Unfortunately, we seldom anticipate the real
cost of our deceit when the truth finally is known … and it usually becomes known … at the worst possible time.
However, the most dangerous part of the deception is getting away with it. The lie steals a part of us, depriving those we deceive of seeing the real us and creating a wedge in our relationship that robs each side of genuine intimacy.
“Whoever is careless with the truth in small matters cannot be trusted with important matters”
― Albert Einstein
As the web of deceit grows, it touches more and more aspects of the relationship until the very
foundation of the friendship, marriage, contract, fellowship, or partnership is entangled in the deceit and the very foundation of the relationship is threatened. Even if our deceit is never “outed,” we are damaged and become selfish and abusive people who fear no consequence.
No wonder Paul gave the Christians of Asia Minor these guidelines to root out deceit and bring truth to their lives: love helps to eradicate hate Put off falsehood and speak truthfully to your neighbour, for we are members of one body. … Do not let any unwholesome talk come out of your mouths, but only what is helpful for building others up according to their needs. … Be kind and compassionate to one another, forgiving each other,
just as in Christ, God forgave you. (Ephesians 4:25-32)
These inspired words remind us of three complementary principles that are crucial to the world of truth-telling.
Tell the truth. Don’t start the deception. If you have lived in deceit, then find a way to come clean and live in the truth beginning now. God is truth. He does not lie. It is not part of his character and he reminds us that he hates deceptive speech and actions (Proverbs 6:16-19 & Proverbs 12:22).
“If you do not tell the truth about yourself you cannot tell it about other people.”
― Virginia Woolf
The truth you tell needs to benefit the person you are telling. Don’t volunteer truth that hurts unless you have been deliberately deceptive. This is sometimes called “judicious honesty” and the sensitive practice of it is hard. You need prayer and the help of a wise, experienced Christian counselor or close friend to help you know how best to practice this when long-term deception has been involved and you are trying to decide if, how, when, and where to share your deception. And be careful here that “judicious truth” doesn’t sink back into “hedging the truth” to protect yourself and your reputation. Finding the balance between blowing apart someone’s life with “the truth” and hedging the truth to protect ourselves is not easy.

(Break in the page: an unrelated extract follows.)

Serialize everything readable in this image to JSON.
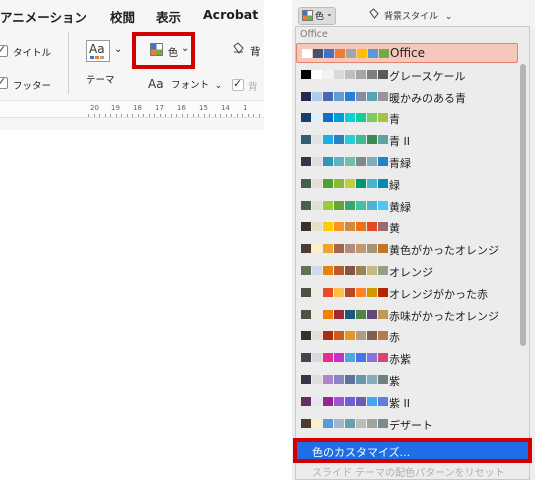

When someone confesses to us about their deception, no matter how agonizing, we must forgive just like you have been forgiven by God. This may not be easy, but is crucial. Forgiveness is as much commanded as telling the truth. Jesus’ warnings (Matthew 6:12-15; Matthew 18:21-35) remind us how important the principle of forgiveness is! Again, in times when a long-term deceit is revealed to us, a close Christian friend or experienced counsellor may be needed to help us proceed down this road redemptively when the crushing weight of a long-
term deception is revealed.
God wants his people to be Kingdom people — folks who live his character and work to redeem what is broken and foul in our world. Who we truly are is often revealed in how we deal with deceiving others and dealing with those who have deceived us. Let’s commit to be Kingdom people. It would also definitely help in our daily businesses. It pays.
…helping you become.